Let’s count the ways that our political adversaries try to thwart progress to help farm animals. They work hard to pass ag-gag laws to make it a crime to take pictures of animals on farms or to conduct undercover investigations. They work in Congress, with Rep. Steve King as their leader, to try to preempt state animal welfare laws that prohibit some of the worst abuses in factory farming. They seek to increase the degree of difficulty in qualifying ballot initiatives to help farm animals or other animals – either by raising the total number of signatures needed or by imposing an onerous distribution requirement – to block any future measures we might undertake.
One of their latest gambits are the so-called “right to farm” measures now moving through some Midwest state legislatures and headed for the ballot or into law in others.
After trying to block all ballot measures related to animal welfare in 2002 – the same year we had an anti-cockfighting measure on the ballot – Oklahoma lawmakers are now seeking to place a measure on the November ballot that would guarantee that “the rights of farmers and ranchers to engage in modern farming and ranching practices shall be forever guaranteed in this state.” The measure goes on to say, “The Legislature shall pass no law which abridges the rights of farmers and ranchers to employ agricultural technology and modern livestock production and ranching practices.” North Dakota voters approved a similar measure in November 2012, and Missouri voters will have a nearly identical measure on the ballot later in the year.
No other industry is afforded such an unreasonable blanket protection in any state. Why should farming practices -- which for good reasons ought to be the subject of unending innovation and improvements -- be locked in place from a legal perspective, in a fashion that precludes voters or legislators from enacting reasonable standards that reflect our core values in society?

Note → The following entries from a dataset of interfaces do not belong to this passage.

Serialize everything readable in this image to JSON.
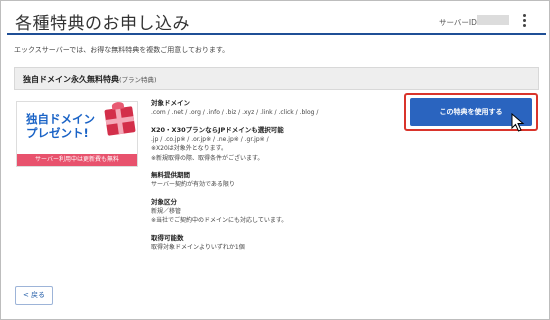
{
  "header": {
    "title": "各種特典のお申し込み",
    "server_label": "サーバーID"
  },
  "intro_text": "エックスサーバーでは、お得な無料特典を複数ご用意しております。",
  "section": {
    "title": "独自ドメイン永久無料特典",
    "subtitle": "(プラン特典)"
  },
  "banner": {
    "headline_line1": "独自ドメイン",
    "headline_line2": "プレゼント!",
    "bar_text": "サーバー利用中は更新費も無料"
  },
  "details": [
    {
      "label": "対象ドメイン",
      "lines": [
        ".com / .net / .org / .info / .biz / .xyz / .link / .click / .blog /"
      ]
    },
    {
      "label": "X20・X30プランならJPドメインも選択可能",
      "lines": [
        ".jp / .co.jp※ / .or.jp※ / .ne.jp※ / .gr.jp※ /",
        "※X20は対象外となります。",
        "※新規取得の際、取得条件がございます。"
      ]
    },
    {
      "label": "無料提供期間",
      "lines": [
        "サーバー契約が有効である限り"
      ]
    },
    {
      "label": "対象区分",
      "lines": [
        "新規／移管",
        "※当社でご契約中のドメインにも対応しています。"
      ]
    },
    {
      "label": "取得可能数",
      "lines": [
        "取得対象ドメインよりいずれか1個"
      ]
    }
  ],
  "apply_button_label": "この特典を使用する",
  "back_button_label": "< 戻る",
  "colors": {
    "accent_blue": "#2a64bf",
    "header_line": "#1f4f96",
    "highlight_red": "#d9342b",
    "banner_pink": "#e8526d"
  },
  "icons": {
    "menu": "kebab-menu-icon",
    "gift": "gift-icon",
    "cursor": "mouse-cursor-icon"
  }
}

Has animal agribusiness been such a remarkable upstanding corporate citizen that its practices are beyond reproach? Some players within the industry confine animals to the point of immobilizing them for their entire lives. Others release enormous amounts of untreated animal waste into their communities. Others lace feed and water with antibiotics, threatening to develop antibiotic-resistant bacteria that could have dangerous consequences to the health of people throughout the nation.
This is not the kind of track record that warrants a policy response to forever inhibit state legislative standards. The “Right to Farm” constitutional amendment will not allow Missouri or Oklahoma legislators to impose common sense environmental and animal welfare controls on concentrated animal feeding operations (CAFOs). Lawmakers will have no recourse to make sure that industrial farms don’t pollute our water, or to keep multinational corporations from bullying family farmers and driving them out of business. Or what about foreign corporations buying up farms and then doing whatever they want with the constitutional protections enshrined in law with “right to farm?” As an example, do we want foreign officials calling the shots on pig farms and chicken farms owned by the company or contracting with the company, in Oklahoma or Missouri?
And what happens if a giant hog farm wants to open near a new community development, or near a scenic trail or a high-use river? Can the state not step in and balance the interests? And who will decide what types of modern farming will be given constitutional protection? Will people have the right to farm horses or dogs for meat in a residential neighborhood? The result will be endless and costly litigation to sort out which regulations are allowed and which ones are trumped by the state constitution.
The Right to Farm measures are an unwarranted overreach by industries that want free rein, and don’t want accountability in our system of checks and balances. Consumers, government, and industry all have responsibilities to examine behavior and business, and the beauty of our system of government not only involves the interplay of these actors, but a continuous level of engagement between them all. To freeze the current policies, and to prevent legislators from touching an enterprise as fundamental as agriculture, is reckless and antidemocratic, especially at a time when the citizens of our nation are more interested in food policy than ever.
I guess though, that’s the point of their effort. They don’t want to hear from consumers. Just eat what’s on your plate. They’re not interested in what you have to say or what you want.